The deal is offered in two series with the first tranche for $131 million not subject to the alternative minimum tax and the second for $32 million subject to the AMT.

Delta Air Lines operates a hub at Detroit’s main airport

Bloomberg

Two minority-owned firms will lead the deal with Siebert Williams Shank & Co. LLC serving in the bookrunning-senior slot and Loop Capital Markets LLC acting as co-senior manager.

The bonds carry an A rating from Fitch Ratings, AA-minus from Kroll Bond Rating Agency, and A1 from Moody’s Investors Service. All assign a stable outlook after Fitch shifted the outlook late last month to stable from negative as part of its deal review.

The airport has about $2 billion of debt, most issued under the senior lien with $122 million under a second lien.

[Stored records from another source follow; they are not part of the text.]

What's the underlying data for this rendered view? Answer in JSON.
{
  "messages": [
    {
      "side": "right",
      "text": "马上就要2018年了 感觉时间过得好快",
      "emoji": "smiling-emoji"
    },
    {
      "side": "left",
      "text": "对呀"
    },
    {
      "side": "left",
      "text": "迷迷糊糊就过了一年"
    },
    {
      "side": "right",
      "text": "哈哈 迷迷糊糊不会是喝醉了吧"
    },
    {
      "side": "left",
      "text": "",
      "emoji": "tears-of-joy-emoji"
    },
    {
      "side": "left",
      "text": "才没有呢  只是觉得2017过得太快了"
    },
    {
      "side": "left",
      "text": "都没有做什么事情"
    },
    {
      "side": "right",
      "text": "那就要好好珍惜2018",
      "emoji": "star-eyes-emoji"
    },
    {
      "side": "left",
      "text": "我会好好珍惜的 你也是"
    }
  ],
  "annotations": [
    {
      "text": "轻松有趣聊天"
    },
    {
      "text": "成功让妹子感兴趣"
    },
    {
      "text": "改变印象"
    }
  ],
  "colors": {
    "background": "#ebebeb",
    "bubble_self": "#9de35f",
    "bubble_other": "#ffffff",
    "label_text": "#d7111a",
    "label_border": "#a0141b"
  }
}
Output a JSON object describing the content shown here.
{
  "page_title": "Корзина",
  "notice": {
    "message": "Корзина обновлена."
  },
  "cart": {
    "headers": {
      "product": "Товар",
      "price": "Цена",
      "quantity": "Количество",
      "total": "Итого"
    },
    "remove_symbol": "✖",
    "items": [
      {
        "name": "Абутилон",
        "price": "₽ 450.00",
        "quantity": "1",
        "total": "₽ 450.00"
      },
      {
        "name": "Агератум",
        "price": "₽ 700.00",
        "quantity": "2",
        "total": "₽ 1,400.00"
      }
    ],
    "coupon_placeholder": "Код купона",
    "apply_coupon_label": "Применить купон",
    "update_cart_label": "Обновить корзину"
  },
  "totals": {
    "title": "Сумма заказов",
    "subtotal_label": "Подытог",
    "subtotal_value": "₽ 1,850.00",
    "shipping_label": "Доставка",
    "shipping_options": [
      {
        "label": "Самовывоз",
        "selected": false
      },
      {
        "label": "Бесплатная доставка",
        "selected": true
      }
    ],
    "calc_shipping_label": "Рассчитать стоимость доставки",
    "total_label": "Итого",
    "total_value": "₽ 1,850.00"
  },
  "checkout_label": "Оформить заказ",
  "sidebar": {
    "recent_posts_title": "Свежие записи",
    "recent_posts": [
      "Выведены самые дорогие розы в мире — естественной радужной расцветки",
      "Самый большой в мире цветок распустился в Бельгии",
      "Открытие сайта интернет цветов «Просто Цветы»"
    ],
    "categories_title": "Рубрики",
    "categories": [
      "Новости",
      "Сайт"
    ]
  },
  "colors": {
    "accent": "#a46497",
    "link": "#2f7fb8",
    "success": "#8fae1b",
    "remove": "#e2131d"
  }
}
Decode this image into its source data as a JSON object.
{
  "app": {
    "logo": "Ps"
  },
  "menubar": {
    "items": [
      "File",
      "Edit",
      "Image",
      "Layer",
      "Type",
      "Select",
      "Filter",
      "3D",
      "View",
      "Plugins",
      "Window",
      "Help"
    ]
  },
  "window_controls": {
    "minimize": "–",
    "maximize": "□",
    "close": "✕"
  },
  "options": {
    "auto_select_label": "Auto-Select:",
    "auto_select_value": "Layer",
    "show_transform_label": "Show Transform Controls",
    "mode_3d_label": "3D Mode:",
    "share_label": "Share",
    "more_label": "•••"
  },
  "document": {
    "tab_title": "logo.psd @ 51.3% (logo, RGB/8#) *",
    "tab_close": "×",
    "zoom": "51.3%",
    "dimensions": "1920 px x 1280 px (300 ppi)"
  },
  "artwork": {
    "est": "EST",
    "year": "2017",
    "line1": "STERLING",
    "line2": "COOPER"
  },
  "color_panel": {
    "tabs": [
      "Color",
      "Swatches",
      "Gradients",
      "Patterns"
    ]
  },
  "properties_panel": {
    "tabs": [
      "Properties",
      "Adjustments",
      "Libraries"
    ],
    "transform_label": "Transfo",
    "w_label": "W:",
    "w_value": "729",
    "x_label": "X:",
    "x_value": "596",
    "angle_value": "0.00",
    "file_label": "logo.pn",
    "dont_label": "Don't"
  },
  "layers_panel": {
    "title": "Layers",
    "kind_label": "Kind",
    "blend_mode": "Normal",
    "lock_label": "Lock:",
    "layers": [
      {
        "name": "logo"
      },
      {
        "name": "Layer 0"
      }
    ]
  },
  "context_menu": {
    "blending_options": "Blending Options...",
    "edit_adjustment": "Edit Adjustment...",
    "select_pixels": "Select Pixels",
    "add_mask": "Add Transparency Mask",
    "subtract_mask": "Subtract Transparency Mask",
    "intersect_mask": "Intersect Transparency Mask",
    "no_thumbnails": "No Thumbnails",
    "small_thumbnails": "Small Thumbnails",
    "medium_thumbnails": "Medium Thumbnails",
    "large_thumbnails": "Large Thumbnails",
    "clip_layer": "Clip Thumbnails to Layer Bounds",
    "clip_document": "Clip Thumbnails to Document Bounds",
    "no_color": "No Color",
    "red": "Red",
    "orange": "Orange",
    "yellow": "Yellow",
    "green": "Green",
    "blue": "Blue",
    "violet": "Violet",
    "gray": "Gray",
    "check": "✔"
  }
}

“The outlook revision … reflects the continued progression of passenger recovery to almost 50% of pre-pandemic levels, the effective defensive strategies effectuated by management with the benefit from federal funds, and the airport’s continued importance as a primary hub” for Delta Air Lines, Fitch said. Delta accounted for 71% of the passenger using the airport during 2020.

Full recovery to record 2019 levels of 18.4 million passengers will take a few years but the airport benefits from its hub status and long-term airline agreements that gird financial performance in the near term, Fitch said.

Passenger levels plummeted by 61% to seven million in fiscal 2020 and through the first four months of fiscal 2021 they are on the mend but remained depressed by about 52% from pre-pandemic 2019 levels. Fiscal 2020 airline revenues dropped by 18% to $146 million while non-airline revenues grew 1.9% to $219 million thanks to federal aid in the March 2020 CARES Act.

The airport received $174 million, using about $113 million to offset terminal and landing fees, from CARES and the December 2020 federal package and will use the remainder in fiscal 2021. Additional funds are expected from the American Rescue Plan Act. The airport also cut costs to manage, deferred some projects, and last month opened a one-year $25 million credit line that has not yet been tapped.

Cost per passenger was $20.71 in 2020 up from $9.84 in 2019 but that was due to the pandemic’s blows. The fiscal 2021 level is projected at $16.08 and will drop to under $10 after a full rebound.

The authority was created by state statute in 2002 and operates as a separate legal entity from Wayne County though the county holds fee simple title to the primary airport real estate. The airport is located on 6,255 acres, 20 miles southwest of downtown Detroit and has four parallel north-south runways and two cross-wind runways and two terminals.